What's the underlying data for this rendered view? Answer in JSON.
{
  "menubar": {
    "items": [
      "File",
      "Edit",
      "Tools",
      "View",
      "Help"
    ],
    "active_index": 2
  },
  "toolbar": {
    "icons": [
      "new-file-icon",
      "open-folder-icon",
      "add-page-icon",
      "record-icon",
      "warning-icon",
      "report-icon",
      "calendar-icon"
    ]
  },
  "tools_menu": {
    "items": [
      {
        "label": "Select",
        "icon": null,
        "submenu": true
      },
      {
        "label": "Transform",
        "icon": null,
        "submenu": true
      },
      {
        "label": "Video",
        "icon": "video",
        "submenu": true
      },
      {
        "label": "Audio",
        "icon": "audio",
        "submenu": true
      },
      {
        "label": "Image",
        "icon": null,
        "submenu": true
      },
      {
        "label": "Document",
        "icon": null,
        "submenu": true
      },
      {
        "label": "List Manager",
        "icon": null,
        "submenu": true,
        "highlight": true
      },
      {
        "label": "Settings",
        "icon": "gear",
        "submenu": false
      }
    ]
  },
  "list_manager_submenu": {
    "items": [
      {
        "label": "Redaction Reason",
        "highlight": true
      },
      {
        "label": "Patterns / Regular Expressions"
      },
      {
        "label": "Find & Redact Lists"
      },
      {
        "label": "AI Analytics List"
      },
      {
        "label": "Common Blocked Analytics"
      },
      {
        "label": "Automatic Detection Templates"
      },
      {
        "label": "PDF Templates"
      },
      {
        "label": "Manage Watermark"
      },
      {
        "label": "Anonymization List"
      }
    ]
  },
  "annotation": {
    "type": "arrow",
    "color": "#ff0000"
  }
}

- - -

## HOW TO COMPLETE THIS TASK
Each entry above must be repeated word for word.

## EXERCISE SOLUTION
What's the underlying data for this rendered view? Answer in JSON.
{
  "menubar": {
    "items": [
      "File",
      "Edit",
      "Tools",
      "View",
      "Help"
    ],
    "active_index": 2
  },
  "toolbar": {
    "icons": [
      "new-file-icon",
      "open-folder-icon",
      "add-page-icon",
      "record-icon",
      "warning-icon",
      "report-icon",
      "calendar-icon"
    ]
  },
  "tools_menu": {
    "items": [
      {
        "label": "Select",
        "icon": null,
        "submenu": true
      },
      {
        "label": "Transform",
        "icon": null,
        "submenu": true
      },
      {
        "label": "Video",
        "icon": "video",
        "submenu": true
      },
      {
        "label": "Audio",
        "icon": "audio",
        "submenu": true
      },
      {
        "label": "Image",
        "icon": null,
        "submenu": true
      },
      {
        "label": "Document",
        "icon": null,
        "submenu": true
      },
      {
        "label": "List Manager",
        "icon": null,
        "submenu": true,
        "highlight": true
      },
      {
        "label": "Settings",
        "icon": "gear",
        "submenu": false
      }
    ]
  },
  "list_manager_submenu": {
    "items": [
      {
        "label": "Redaction Reason",
        "highlight": true
      },
      {
        "label": "Patterns / Regular Expressions"
      },
      {
        "label": "Find & Redact Lists"
      },
      {
        "label": "AI Analytics List"
      },
      {
        "label": "Common Blocked Analytics"
      },
      {
        "label": "Automatic Detection Templates"
      },
      {
        "label": "PDF Templates"
      },
      {
        "label": "Manage Watermark"
      },
      {
        "label": "Anonymization List"
      }
    ]
  },
  "annotation": {
    "type": "arrow",
    "color": "#ff0000"
  }
}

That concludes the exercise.